• **Exercise prompt**
Please copy every line below that contains the string "with".

• **Supplied data**
============================================================

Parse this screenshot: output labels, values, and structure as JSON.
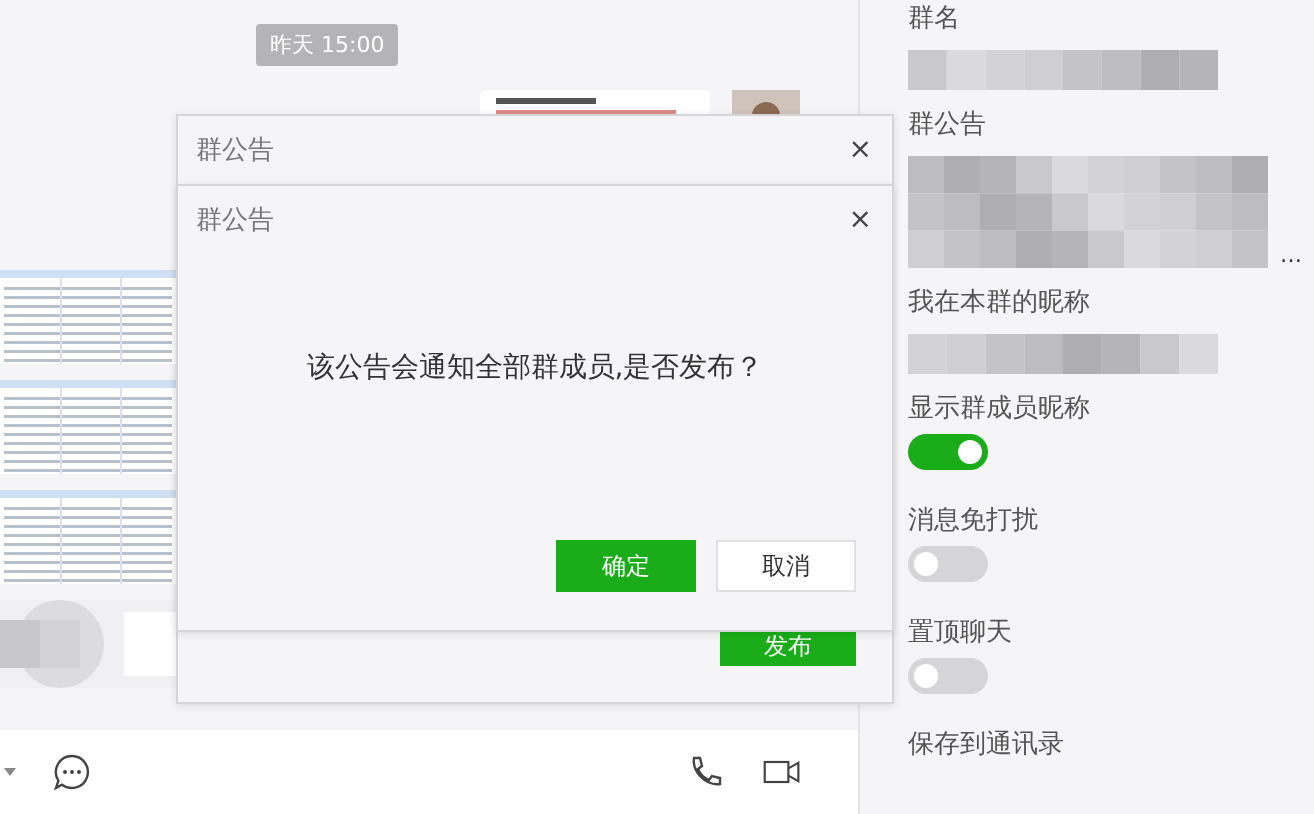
{
  "chat": {
    "timestamp": "昨天 15:00",
    "messages": [
      {
        "kind": "card-with-avatar"
      },
      {
        "kind": "sheet"
      },
      {
        "kind": "sheet"
      },
      {
        "kind": "sheet"
      },
      {
        "kind": "blurred"
      }
    ]
  },
  "toolbar": {
    "left_icons": [
      {
        "kind": "caret"
      },
      {
        "kind": "chat"
      }
    ],
    "right_icons": [
      {
        "kind": "phone"
      },
      {
        "kind": "video"
      }
    ]
  },
  "outer_dialog": {
    "title": "群公告",
    "close": "×",
    "publish_button": "发布"
  },
  "confirm_dialog": {
    "title": "群公告",
    "close": "×",
    "message": "该公告会通知全部群成员,是否发布？",
    "buttons": [
      {
        "label": "确定",
        "kind": "primary"
      },
      {
        "label": "取消",
        "kind": "secondary"
      }
    ]
  },
  "settings": [
    {
      "label": "群名",
      "kind": "redacted-short"
    },
    {
      "label": "群公告",
      "kind": "redacted-long",
      "suffix": "…"
    },
    {
      "label": "我在本群的昵称",
      "kind": "redacted-short"
    },
    {
      "label": "显示群成员昵称",
      "kind": "toggle",
      "on": true
    },
    {
      "label": "消息免打扰",
      "kind": "toggle",
      "on": false
    },
    {
      "label": "置顶聊天",
      "kind": "toggle",
      "on": false
    },
    {
      "label": "保存到通讯录",
      "kind": "label"
    }
  ]
}
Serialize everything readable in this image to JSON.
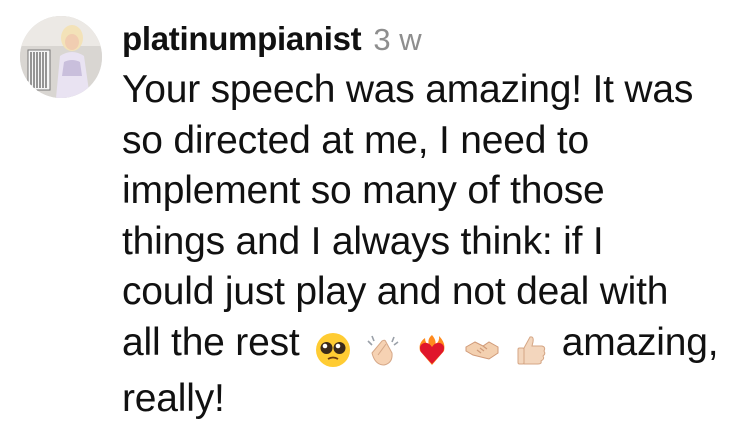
{
  "comment": {
    "username": "platinumpianist",
    "time": "3 w",
    "text_lines": [
      "Your speech was amazing! It was",
      "so directed at me, I need to",
      "implement so many of those",
      "things and I always think: if I",
      "could just play and not deal with",
      "all the rest",
      "amazing,",
      "really!"
    ],
    "emojis": [
      "pleading-face-emoji",
      "clapping-hands-emoji",
      "heart-on-fire-emoji",
      "handshake-emoji",
      "thumbs-up-emoji"
    ]
  }
}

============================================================

• **Exercise response**
        "kind": "card-with-avatar"
      "could just play and not deal with",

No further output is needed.